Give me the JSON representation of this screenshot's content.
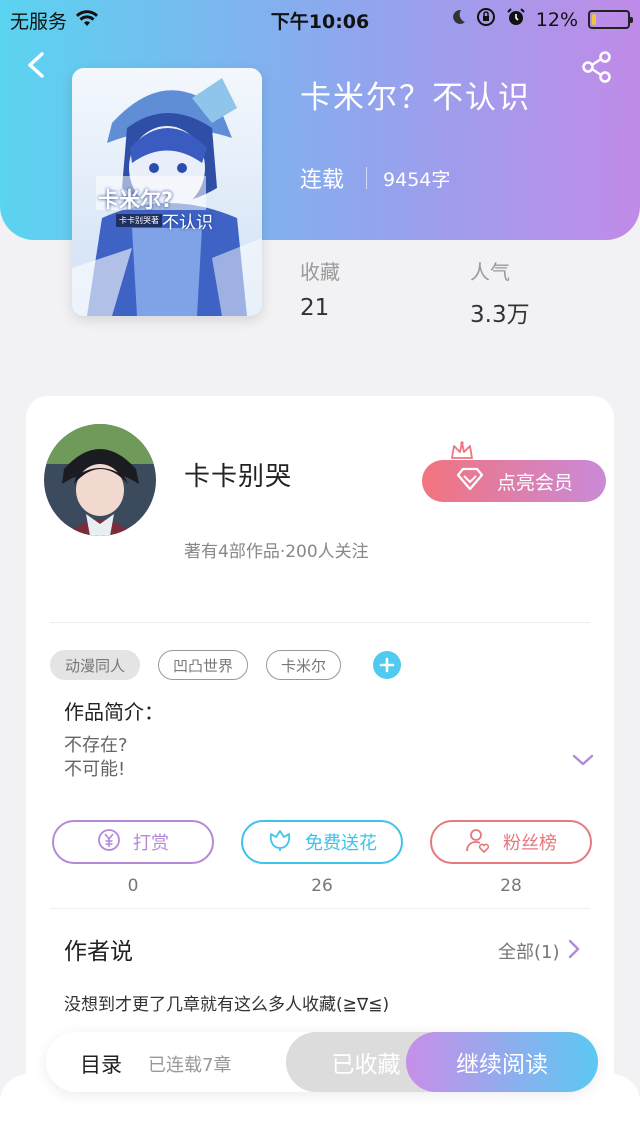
{
  "status_bar": {
    "carrier": "无服务",
    "time": "下午10:06",
    "battery_text": "12%",
    "battery_level": 0.12
  },
  "book": {
    "title": "卡米尔？不认识",
    "status": "连载",
    "word_count": "9454字",
    "cover_title": "卡米尔?",
    "cover_subtitle": "不认识",
    "cover_badge": "卡卡别哭著",
    "stats": [
      {
        "label": "收藏",
        "value": "21"
      },
      {
        "label": "人气",
        "value": "3.3万"
      }
    ]
  },
  "author": {
    "name": "卡卡别哭",
    "info": "著有4部作品·200人关注",
    "vip_label": "点亮会员"
  },
  "tags": [
    "动漫同人",
    "凹凸世界",
    "卡米尔"
  ],
  "intro": {
    "title": "作品简介：",
    "lines": [
      "不存在?",
      "不可能!"
    ]
  },
  "actions": [
    {
      "label": "打赏",
      "count": "0",
      "icon": "yen-coin-icon",
      "color": "#b48ad8"
    },
    {
      "label": "免费送花",
      "count": "26",
      "icon": "flower-icon",
      "color": "#3ec3ea"
    },
    {
      "label": "粉丝榜",
      "count": "28",
      "icon": "fan-user-icon",
      "color": "#e7787e"
    }
  ],
  "author_says": {
    "title": "作者说",
    "all_label": "全部(1)",
    "text": "没想到才更了几章就有这么多人收藏(≧∇≦)"
  },
  "bottom_bar": {
    "toc": "目录",
    "chapters": "已连载7章",
    "favorited": "已收藏",
    "continue": "继续阅读"
  },
  "colors": {
    "header_start": "#5ad4f0",
    "header_end": "#c08be8",
    "accent_blue": "#4fcaf0",
    "accent_purple": "#b48ad8"
  }
}
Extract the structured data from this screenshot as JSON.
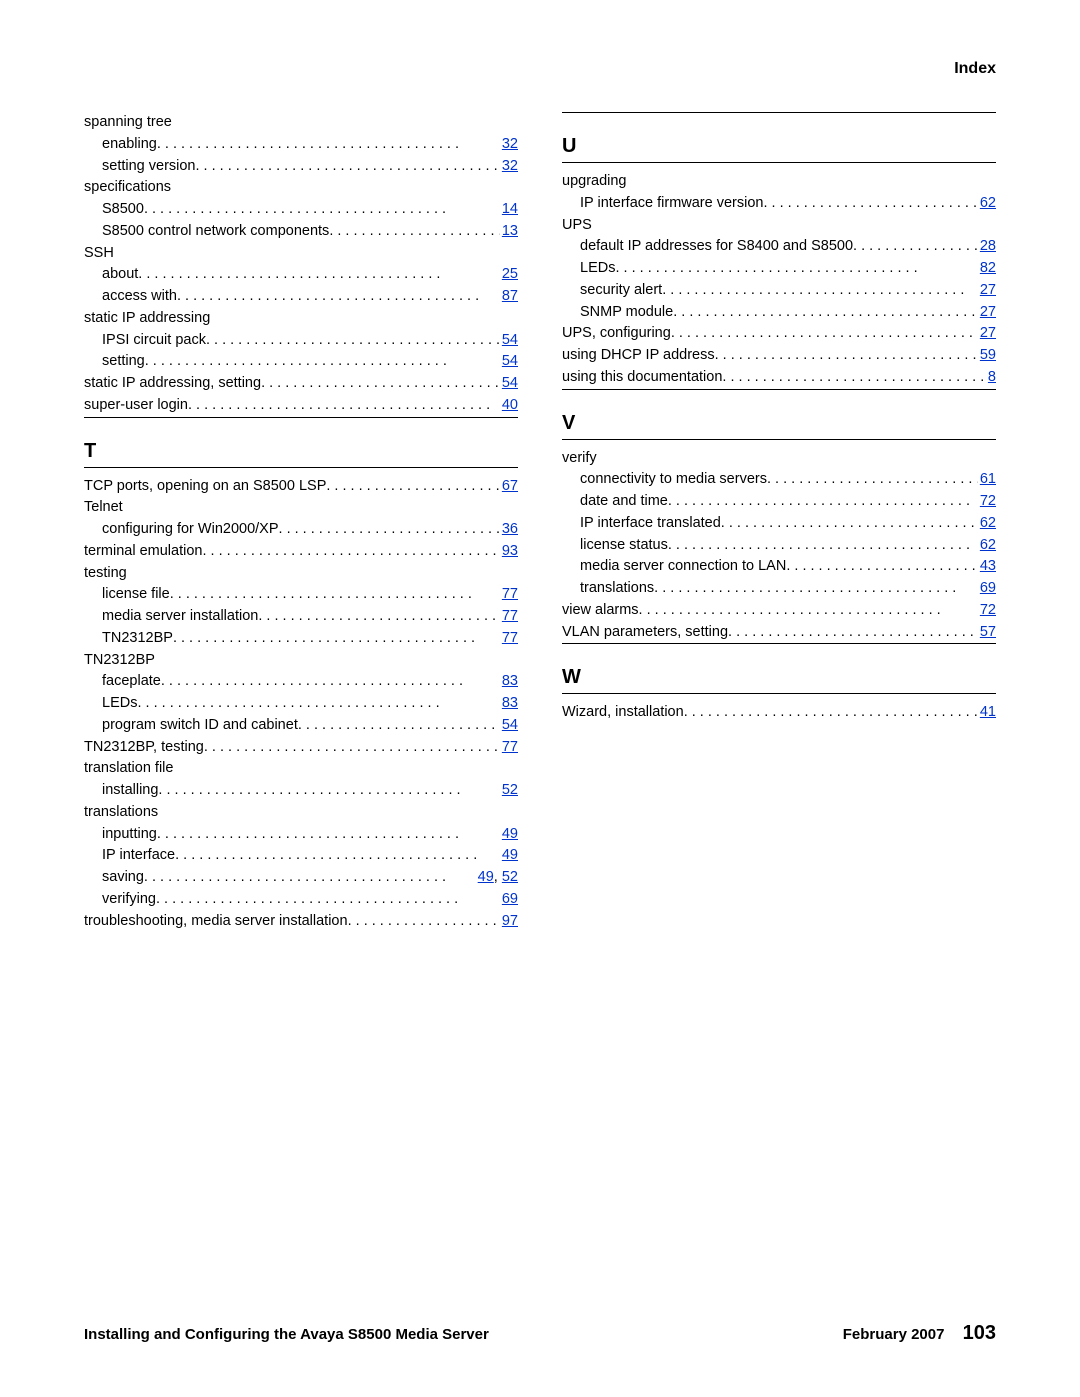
{
  "header": {
    "title": "Index"
  },
  "footer": {
    "doc_title": "Installing and Configuring the Avaya S8500 Media Server",
    "date": "February 2007",
    "page": "103"
  },
  "left_column": [
    {
      "type": "entry",
      "level": 0,
      "label": "spanning tree",
      "pages": []
    },
    {
      "type": "entry",
      "level": 1,
      "label": "enabling",
      "pages": [
        "32"
      ]
    },
    {
      "type": "entry",
      "level": 1,
      "label": "setting version",
      "pages": [
        "32"
      ]
    },
    {
      "type": "entry",
      "level": 0,
      "label": "specifications",
      "pages": []
    },
    {
      "type": "entry",
      "level": 1,
      "label": "S8500",
      "pages": [
        "14"
      ]
    },
    {
      "type": "entry",
      "level": 1,
      "label": "S8500 control network components",
      "pages": [
        "13"
      ]
    },
    {
      "type": "entry",
      "level": 0,
      "label": "SSH",
      "pages": []
    },
    {
      "type": "entry",
      "level": 1,
      "label": "about",
      "pages": [
        "25"
      ]
    },
    {
      "type": "entry",
      "level": 1,
      "label": "access with",
      "pages": [
        "87"
      ]
    },
    {
      "type": "entry",
      "level": 0,
      "label": "static IP addressing",
      "pages": []
    },
    {
      "type": "entry",
      "level": 1,
      "label": "IPSI circuit pack",
      "pages": [
        "54"
      ]
    },
    {
      "type": "entry",
      "level": 1,
      "label": "setting",
      "pages": [
        "54"
      ]
    },
    {
      "type": "entry",
      "level": 0,
      "label": "static IP addressing, setting",
      "pages": [
        "54"
      ]
    },
    {
      "type": "entry",
      "level": 0,
      "label": "super-user login",
      "pages": [
        "40"
      ]
    },
    {
      "type": "section",
      "letter": "T"
    },
    {
      "type": "entry",
      "level": 0,
      "label": "TCP ports, opening on an S8500 LSP",
      "pages": [
        "67"
      ]
    },
    {
      "type": "entry",
      "level": 0,
      "label": "Telnet",
      "pages": []
    },
    {
      "type": "entry",
      "level": 1,
      "label": "configuring for Win2000/XP",
      "pages": [
        "36"
      ]
    },
    {
      "type": "entry",
      "level": 0,
      "label": "terminal emulation",
      "pages": [
        "93"
      ]
    },
    {
      "type": "entry",
      "level": 0,
      "label": "testing",
      "pages": []
    },
    {
      "type": "entry",
      "level": 1,
      "label": "license file",
      "pages": [
        "77"
      ]
    },
    {
      "type": "entry",
      "level": 1,
      "label": "media server installation",
      "pages": [
        "77"
      ]
    },
    {
      "type": "entry",
      "level": 1,
      "label": "TN2312BP",
      "pages": [
        "77"
      ]
    },
    {
      "type": "entry",
      "level": 0,
      "label": "TN2312BP",
      "pages": []
    },
    {
      "type": "entry",
      "level": 1,
      "label": "faceplate",
      "pages": [
        "83"
      ]
    },
    {
      "type": "entry",
      "level": 1,
      "label": "LEDs",
      "pages": [
        "83"
      ]
    },
    {
      "type": "entry",
      "level": 1,
      "label": "program switch ID and cabinet",
      "pages": [
        "54"
      ]
    },
    {
      "type": "entry",
      "level": 0,
      "label": "TN2312BP, testing",
      "pages": [
        "77"
      ]
    },
    {
      "type": "entry",
      "level": 0,
      "label": "translation file",
      "pages": []
    },
    {
      "type": "entry",
      "level": 1,
      "label": "installing",
      "pages": [
        "52"
      ]
    },
    {
      "type": "entry",
      "level": 0,
      "label": "translations",
      "pages": []
    },
    {
      "type": "entry",
      "level": 1,
      "label": "inputting",
      "pages": [
        "49"
      ]
    },
    {
      "type": "entry",
      "level": 1,
      "label": "IP interface",
      "pages": [
        "49"
      ]
    },
    {
      "type": "entry",
      "level": 1,
      "label": "saving",
      "pages": [
        "49",
        "52"
      ]
    },
    {
      "type": "entry",
      "level": 1,
      "label": "verifying",
      "pages": [
        "69"
      ]
    },
    {
      "type": "entry",
      "level": 0,
      "label": "troubleshooting, media server installation",
      "pages": [
        "97"
      ]
    }
  ],
  "right_column": [
    {
      "type": "section",
      "letter": "U"
    },
    {
      "type": "entry",
      "level": 0,
      "label": "upgrading",
      "pages": []
    },
    {
      "type": "entry",
      "level": 1,
      "label": "IP interface firmware version",
      "pages": [
        "62"
      ]
    },
    {
      "type": "entry",
      "level": 0,
      "label": "UPS",
      "pages": []
    },
    {
      "type": "entry",
      "level": 1,
      "label": "default IP addresses for S8400 and S8500",
      "pages": [
        "28"
      ]
    },
    {
      "type": "entry",
      "level": 1,
      "label": "LEDs",
      "pages": [
        "82"
      ]
    },
    {
      "type": "entry",
      "level": 1,
      "label": "security alert",
      "pages": [
        "27"
      ]
    },
    {
      "type": "entry",
      "level": 1,
      "label": "SNMP module",
      "pages": [
        "27"
      ]
    },
    {
      "type": "entry",
      "level": 0,
      "label": "UPS, configuring",
      "pages": [
        "27"
      ]
    },
    {
      "type": "entry",
      "level": 0,
      "label": "using DHCP IP address",
      "pages": [
        "59"
      ]
    },
    {
      "type": "entry",
      "level": 0,
      "label": "using this documentation",
      "pages": [
        "8"
      ]
    },
    {
      "type": "section",
      "letter": "V"
    },
    {
      "type": "entry",
      "level": 0,
      "label": "verify",
      "pages": []
    },
    {
      "type": "entry",
      "level": 1,
      "label": "connectivity to media servers",
      "pages": [
        "61"
      ]
    },
    {
      "type": "entry",
      "level": 1,
      "label": "date and time",
      "pages": [
        "72"
      ]
    },
    {
      "type": "entry",
      "level": 1,
      "label": "IP interface translated",
      "pages": [
        "62"
      ]
    },
    {
      "type": "entry",
      "level": 1,
      "label": "license status",
      "pages": [
        "62"
      ]
    },
    {
      "type": "entry",
      "level": 1,
      "label": "media server connection to LAN",
      "pages": [
        "43"
      ]
    },
    {
      "type": "entry",
      "level": 1,
      "label": "translations",
      "pages": [
        "69"
      ]
    },
    {
      "type": "entry",
      "level": 0,
      "label": "view alarms",
      "pages": [
        "72"
      ]
    },
    {
      "type": "entry",
      "level": 0,
      "label": "VLAN parameters, setting",
      "pages": [
        "57"
      ]
    },
    {
      "type": "section",
      "letter": "W"
    },
    {
      "type": "entry",
      "level": 0,
      "label": "Wizard, installation",
      "pages": [
        "41"
      ]
    }
  ]
}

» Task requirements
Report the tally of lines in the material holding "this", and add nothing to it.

» Exercise result
3